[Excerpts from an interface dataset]
_ _ _

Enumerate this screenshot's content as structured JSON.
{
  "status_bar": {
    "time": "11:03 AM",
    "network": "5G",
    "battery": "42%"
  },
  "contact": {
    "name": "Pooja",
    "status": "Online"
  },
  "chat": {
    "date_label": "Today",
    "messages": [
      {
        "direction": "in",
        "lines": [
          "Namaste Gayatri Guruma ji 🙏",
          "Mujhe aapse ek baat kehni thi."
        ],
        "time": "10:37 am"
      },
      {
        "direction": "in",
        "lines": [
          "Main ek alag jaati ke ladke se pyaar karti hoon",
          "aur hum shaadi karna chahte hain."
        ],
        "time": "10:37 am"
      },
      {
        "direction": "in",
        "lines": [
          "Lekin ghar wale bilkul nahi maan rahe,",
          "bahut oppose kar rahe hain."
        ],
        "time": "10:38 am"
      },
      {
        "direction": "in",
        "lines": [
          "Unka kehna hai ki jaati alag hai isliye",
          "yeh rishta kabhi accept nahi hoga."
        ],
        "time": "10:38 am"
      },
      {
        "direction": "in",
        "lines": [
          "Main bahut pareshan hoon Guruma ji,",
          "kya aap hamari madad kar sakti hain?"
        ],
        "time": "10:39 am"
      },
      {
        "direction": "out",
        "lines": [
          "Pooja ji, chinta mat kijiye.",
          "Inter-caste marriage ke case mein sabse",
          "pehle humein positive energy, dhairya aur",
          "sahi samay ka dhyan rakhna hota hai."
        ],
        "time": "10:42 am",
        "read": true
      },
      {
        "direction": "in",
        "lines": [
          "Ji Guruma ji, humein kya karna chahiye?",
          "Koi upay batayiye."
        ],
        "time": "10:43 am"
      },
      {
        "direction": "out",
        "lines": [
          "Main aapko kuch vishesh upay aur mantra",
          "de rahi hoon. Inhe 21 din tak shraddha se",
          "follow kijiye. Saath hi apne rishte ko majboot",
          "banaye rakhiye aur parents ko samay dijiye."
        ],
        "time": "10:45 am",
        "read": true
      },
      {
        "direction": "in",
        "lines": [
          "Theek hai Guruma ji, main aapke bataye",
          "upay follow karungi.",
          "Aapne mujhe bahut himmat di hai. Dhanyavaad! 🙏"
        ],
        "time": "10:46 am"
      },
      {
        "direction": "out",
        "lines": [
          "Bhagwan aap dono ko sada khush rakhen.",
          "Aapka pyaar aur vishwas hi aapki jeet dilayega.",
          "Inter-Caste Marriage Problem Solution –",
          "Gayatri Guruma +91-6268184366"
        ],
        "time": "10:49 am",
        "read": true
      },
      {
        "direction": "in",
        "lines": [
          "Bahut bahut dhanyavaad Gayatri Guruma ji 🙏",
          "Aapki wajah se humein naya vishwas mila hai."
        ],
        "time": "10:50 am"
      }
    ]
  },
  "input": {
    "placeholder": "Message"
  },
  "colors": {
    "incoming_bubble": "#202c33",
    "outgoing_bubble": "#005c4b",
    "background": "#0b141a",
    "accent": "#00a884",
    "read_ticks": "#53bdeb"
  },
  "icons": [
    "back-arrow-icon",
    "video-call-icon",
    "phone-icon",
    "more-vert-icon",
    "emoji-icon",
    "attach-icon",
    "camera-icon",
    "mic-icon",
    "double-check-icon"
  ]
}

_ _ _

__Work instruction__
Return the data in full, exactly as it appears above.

__Output for this task__
Enumerate this screenshot's content as structured JSON.
{
  "status_bar": {
    "time": "11:03 AM",
    "network": "5G",
    "battery": "42%"
  },
  "contact": {
    "name": "Pooja",
    "status": "Online"
  },
  "chat": {
    "date_label": "Today",
    "messages": [
      {
        "direction": "in",
        "lines": [
          "Namaste Gayatri Guruma ji 🙏",
          "Mujhe aapse ek baat kehni thi."
        ],
        "time": "10:37 am"
      },
      {
        "direction": "in",
        "lines": [
          "Main ek alag jaati ke ladke se pyaar karti hoon",
          "aur hum shaadi karna chahte hain."
        ],
        "time": "10:37 am"
      },
      {
        "direction": "in",
        "lines": [
          "Lekin ghar wale bilkul nahi maan rahe,",
          "bahut oppose kar rahe hain."
        ],
        "time": "10:38 am"
      },
      {
        "direction": "in",
        "lines": [
          "Unka kehna hai ki jaati alag hai isliye",
          "yeh rishta kabhi accept nahi hoga."
        ],
        "time": "10:38 am"
      },
      {
        "direction": "in",
        "lines": [
          "Main bahut pareshan hoon Guruma ji,",
          "kya aap hamari madad kar sakti hain?"
        ],
        "time": "10:39 am"
      },
      {
        "direction": "out",
        "lines": [
          "Pooja ji, chinta mat kijiye.",
          "Inter-caste marriage ke case mein sabse",
          "pehle humein positive energy, dhairya aur",
          "sahi samay ka dhyan rakhna hota hai."
        ],
        "time": "10:42 am",
        "read": true
      },
      {
        "direction": "in",
        "lines": [
          "Ji Guruma ji, humein kya karna chahiye?",
          "Koi upay batayiye."
        ],
        "time": "10:43 am"
      },
      {
        "direction": "out",
        "lines": [
          "Main aapko kuch vishesh upay aur mantra",
          "de rahi hoon. Inhe 21 din tak shraddha se",
          "follow kijiye. Saath hi apne rishte ko majboot",
          "banaye rakhiye aur parents ko samay dijiye."
        ],
        "time": "10:45 am",
        "read": true
      },
      {
        "direction": "in",
        "lines": [
          "Theek hai Guruma ji, main aapke bataye",
          "upay follow karungi.",
          "Aapne mujhe bahut himmat di hai. Dhanyavaad! 🙏"
        ],
        "time": "10:46 am"
      },
      {
        "direction": "out",
        "lines": [
          "Bhagwan aap dono ko sada khush rakhen.",
          "Aapka pyaar aur vishwas hi aapki jeet dilayega.",
          "Inter-Caste Marriage Problem Solution –",
          "Gayatri Guruma +91-6268184366"
        ],
        "time": "10:49 am",
        "read": true
      },
      {
        "direction": "in",
        "lines": [
          "Bahut bahut dhanyavaad Gayatri Guruma ji 🙏",
          "Aapki wajah se humein naya vishwas mila hai."
        ],
        "time": "10:50 am"
      }
    ]
  },
  "input": {
    "placeholder": "Message"
  },
  "colors": {
    "incoming_bubble": "#202c33",
    "outgoing_bubble": "#005c4b",
    "background": "#0b141a",
    "accent": "#00a884",
    "read_ticks": "#53bdeb"
  },
  "icons": [
    "back-arrow-icon",
    "video-call-icon",
    "phone-icon",
    "more-vert-icon",
    "emoji-icon",
    "attach-icon",
    "camera-icon",
    "mic-icon",
    "double-check-icon"
  ]
}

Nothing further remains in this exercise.